The standard was high this year and the judges took their time to decide. “They made it very difficult. It was very close,” said Fiona Janes, Artistic Director of the Joan Sutherland & Richard Bonynge Foundation and one of the judges when they finally emerged with the results.
In the end, Benson Wilson, a 27-year old baritone born in New Zealand of Samoan descent, won the Bel Canto Award worth $30,000, while the Elizabeth Connell Prize went to French soprano Claire de Monteil.

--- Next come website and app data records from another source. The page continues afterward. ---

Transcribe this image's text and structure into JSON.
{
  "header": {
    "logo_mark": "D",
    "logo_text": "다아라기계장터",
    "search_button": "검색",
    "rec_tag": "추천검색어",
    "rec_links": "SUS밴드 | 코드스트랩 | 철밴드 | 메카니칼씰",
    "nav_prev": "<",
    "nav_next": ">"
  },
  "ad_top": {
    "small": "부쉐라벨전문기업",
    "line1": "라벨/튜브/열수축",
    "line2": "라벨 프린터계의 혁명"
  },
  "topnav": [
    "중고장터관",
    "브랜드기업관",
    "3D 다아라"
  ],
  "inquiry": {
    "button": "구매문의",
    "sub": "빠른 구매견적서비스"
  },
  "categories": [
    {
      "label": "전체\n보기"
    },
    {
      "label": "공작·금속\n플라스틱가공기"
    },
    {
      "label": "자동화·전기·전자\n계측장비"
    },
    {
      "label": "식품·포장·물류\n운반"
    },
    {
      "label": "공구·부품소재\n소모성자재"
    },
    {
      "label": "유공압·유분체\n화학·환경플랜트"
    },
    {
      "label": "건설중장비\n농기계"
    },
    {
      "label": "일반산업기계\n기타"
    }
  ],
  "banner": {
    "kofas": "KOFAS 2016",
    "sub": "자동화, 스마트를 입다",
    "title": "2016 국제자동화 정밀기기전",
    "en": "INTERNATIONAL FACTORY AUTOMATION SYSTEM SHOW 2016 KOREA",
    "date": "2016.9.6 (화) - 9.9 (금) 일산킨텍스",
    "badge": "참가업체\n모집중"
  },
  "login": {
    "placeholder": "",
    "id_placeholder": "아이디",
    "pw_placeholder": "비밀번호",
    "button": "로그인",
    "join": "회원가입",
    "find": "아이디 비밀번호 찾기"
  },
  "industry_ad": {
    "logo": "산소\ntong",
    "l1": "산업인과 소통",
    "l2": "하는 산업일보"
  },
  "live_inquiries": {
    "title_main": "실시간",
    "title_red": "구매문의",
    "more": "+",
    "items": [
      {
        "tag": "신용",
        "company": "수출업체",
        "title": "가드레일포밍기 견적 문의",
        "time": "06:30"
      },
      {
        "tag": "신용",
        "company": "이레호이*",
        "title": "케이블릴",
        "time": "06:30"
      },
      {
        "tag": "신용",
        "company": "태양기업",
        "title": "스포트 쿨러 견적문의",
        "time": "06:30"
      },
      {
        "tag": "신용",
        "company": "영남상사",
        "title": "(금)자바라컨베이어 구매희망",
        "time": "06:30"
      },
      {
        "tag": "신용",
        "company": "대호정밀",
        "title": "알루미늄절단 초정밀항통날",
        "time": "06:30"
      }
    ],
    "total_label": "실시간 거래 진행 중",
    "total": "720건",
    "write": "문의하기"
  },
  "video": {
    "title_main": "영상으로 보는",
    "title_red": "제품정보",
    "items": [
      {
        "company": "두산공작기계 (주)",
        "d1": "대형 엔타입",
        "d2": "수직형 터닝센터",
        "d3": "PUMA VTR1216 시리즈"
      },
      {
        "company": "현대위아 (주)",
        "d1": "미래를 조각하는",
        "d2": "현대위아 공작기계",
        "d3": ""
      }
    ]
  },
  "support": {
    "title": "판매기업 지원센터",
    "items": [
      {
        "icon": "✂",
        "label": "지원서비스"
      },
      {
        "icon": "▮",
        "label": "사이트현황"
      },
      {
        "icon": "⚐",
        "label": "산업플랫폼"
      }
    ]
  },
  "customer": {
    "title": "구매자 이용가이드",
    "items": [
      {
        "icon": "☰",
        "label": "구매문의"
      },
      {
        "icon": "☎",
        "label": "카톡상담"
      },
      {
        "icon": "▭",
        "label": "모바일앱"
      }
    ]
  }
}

Benson Wilson, Maestro Richard Bonynge and Claire de Monteil. Photograph © Zohar Izenberg
This year marks the 40th anniversary of the Bel Canto Award, which is open to Australian and New Zealand singers aged 20 to 30 years old. The Final, with prizes totalling $95,000, was held at Verbrugghen Hall, Sydney Conservatorium of Music on Saturday September 1, with Richard Bonynge, Bernadette Cullen, Fiona Janes, Anne-Maree McDonald and Patricia Price as judges.

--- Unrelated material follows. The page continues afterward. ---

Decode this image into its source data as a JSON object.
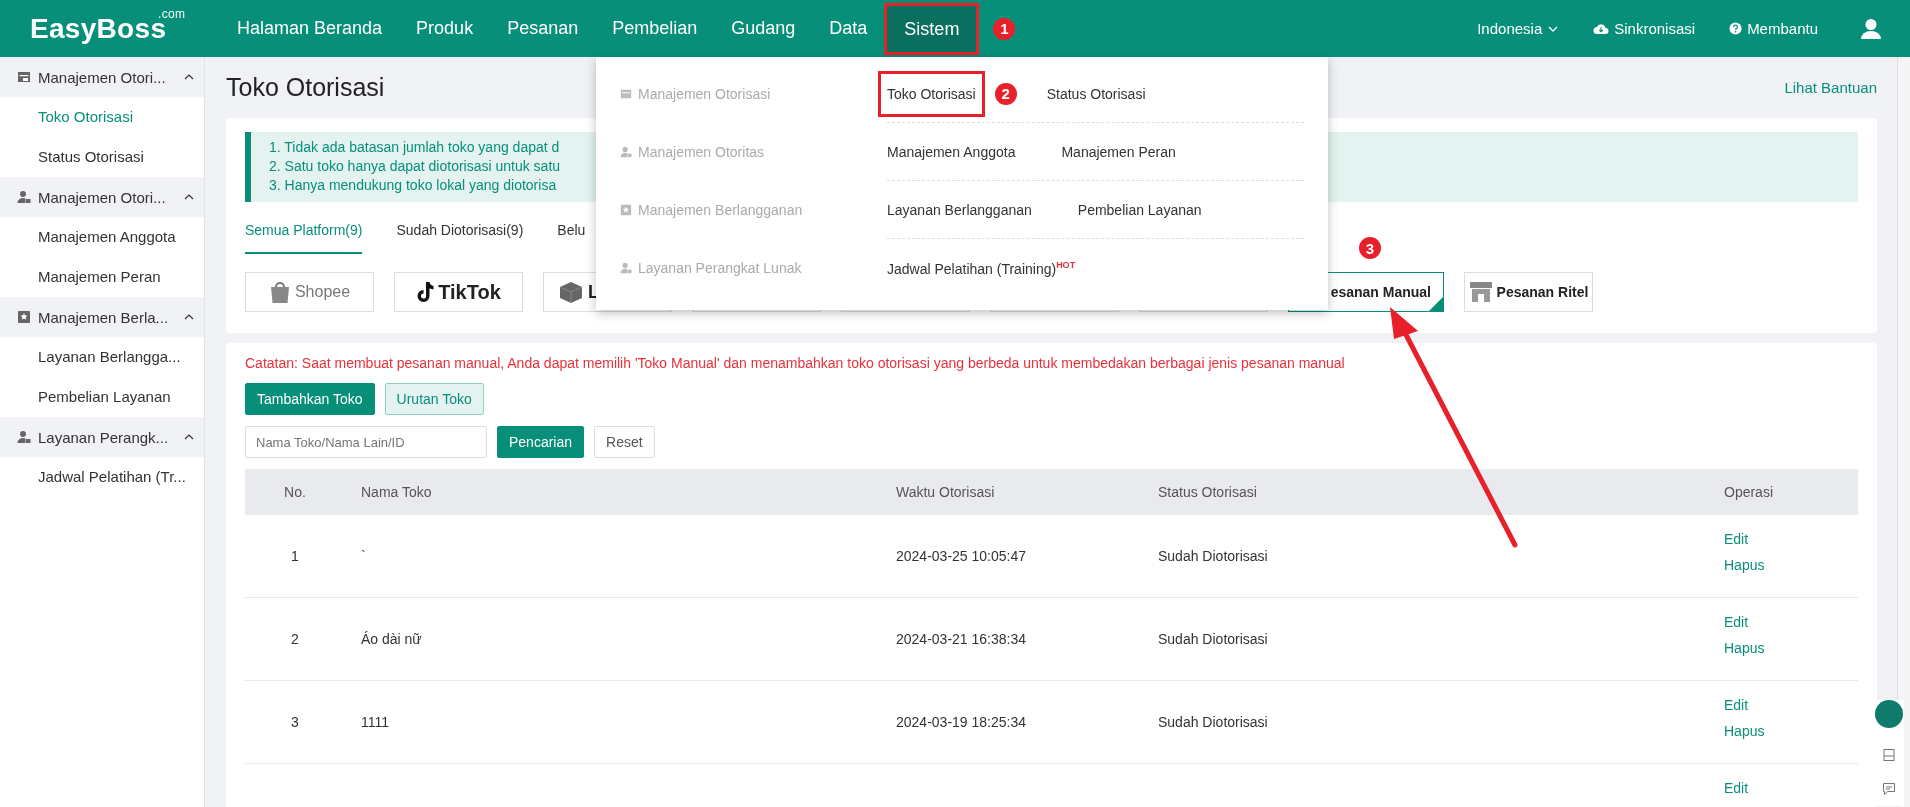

Australian soprano Livia Brash took out the second prize, while Tongan New Zealander Filipe Manu came third. The other finalists were soprano Olivia Canwell, baritone Andrew Williams and soprano Jessie Wilson.
The finalists were judged on two arias sung at the Final, as well as two arias performed at the Preliminary Final, held at Shore Grammar School on August 30. They were accompanied at the piano by David Harper. Benson Wilson’s two Final arias were Hai gia vinta la causa from Mozart’s La nozze di Figaro, and Rodrigo’s Death Scene from Verdi’s Don Carlos.
Wilson is currently studying opera at the Guildhall School of Music and Drama in London, where he will soon play Guglielmo in Mozart’s Così Fan Tutte and Demetrius in Britten’s A Midsummer Night’s Dream. In 2017, he performed with the London Symphony Orchestra in Ligeti’s opera Le Grand Macabre as the fallen soldier Schabernack. He has participated in the Georg Solti Accademia where he worked with bel canto specialists including Maestro Richard Bonynge. He has also been selected as a Samling Artist for 2017/2018.
Among the full list of Bel Canto Award prizes the Richard Bonynge Award worth $15,000 went to Livia Brash; the Tait Memorial Trust Prize allowing a chance to perform in a TMT concert in London was shared by Benson Wilson and Filipe Manu; the Universal Music Prize of CDs was shared by Olivia Cranwell, Manu and Andrew Williams; the Hawaii Performing Arts Festival Summer School, offering a three-week bel canto course, went to Jessie Wilson; the Sydney Philharmonia Choirs Prize, which features a professional performance was awarded to Livia Brash; the Georg Solti Accademia Di Bel Canto Summer School, which comprises a three-week course in Tuscany, went to Brash; the Best Mozart or Handel Aria worth $5,000 went to Manu; the Kinnon Award worth $3,000 was presented to Cranwell; the JSRB Foundation Award worth $4000 went to Williams; the Decca Award worth $5,000 went to Manu; and the Sanderson Award worth $5000 went to Jessie Wilson. Benson Wilson also took home the Audience Choice.
The Elizabeth Connell Prize is an international singing competition for dramatic sopranos aged 25 to 34, with total prizes worth $52,000. The main prize worth $30,000 and an audition at the Royal Opera House, Covent Garden went to French soprano Claire de Monteil whose Final arias were Es gibt ein Reich from Richard Strauss’s Ariadne auf Naxos, and Toi qui sus le néant from Verdi’s Don Carlos. Second prize went to American soprano Maria Natale, and third prize to German soprano Arminia Friebe. The two other finalists were Maari Ernits from Estonia and Elizabeth Lewis from Australia. The Audience Choice went to Maria Natale.
Born in Paris, de Monteil began singing at age eight in the children’s chorus of the Paris Opera. At age 15, she began studying voice with Herminé Yerissian and continued at La Haute Ecole de Musique of Geneva in Switzerland, where she earned a Master of Arts in 2016. She is currently a third year resident artist at the Academy of Vocal Arts in Philadelphia, US, and has sung on stages in France, Switzerland, Germany, USA, Turkey, Latvia and Australia.
Jonathan Alley who won the Sydney Song Prize with his accompanist Thomas Johnson (left) and Maestro Richard Bonynge. Photograph supplied
The Sydney Song Prize worth $2000 was awarded this year to baritone Jonathan Alley, who was accompanied by Thomas Johnson. Second prize went to Jae Kwon Kim, and third prize to Georgia Hall. Finalists prizes were awarded to Pamela Andrews and Louise Keast. The judges for the Sydney Song Prize were Richard Bonynge, Deborah Humble and Vincent Colagiuri.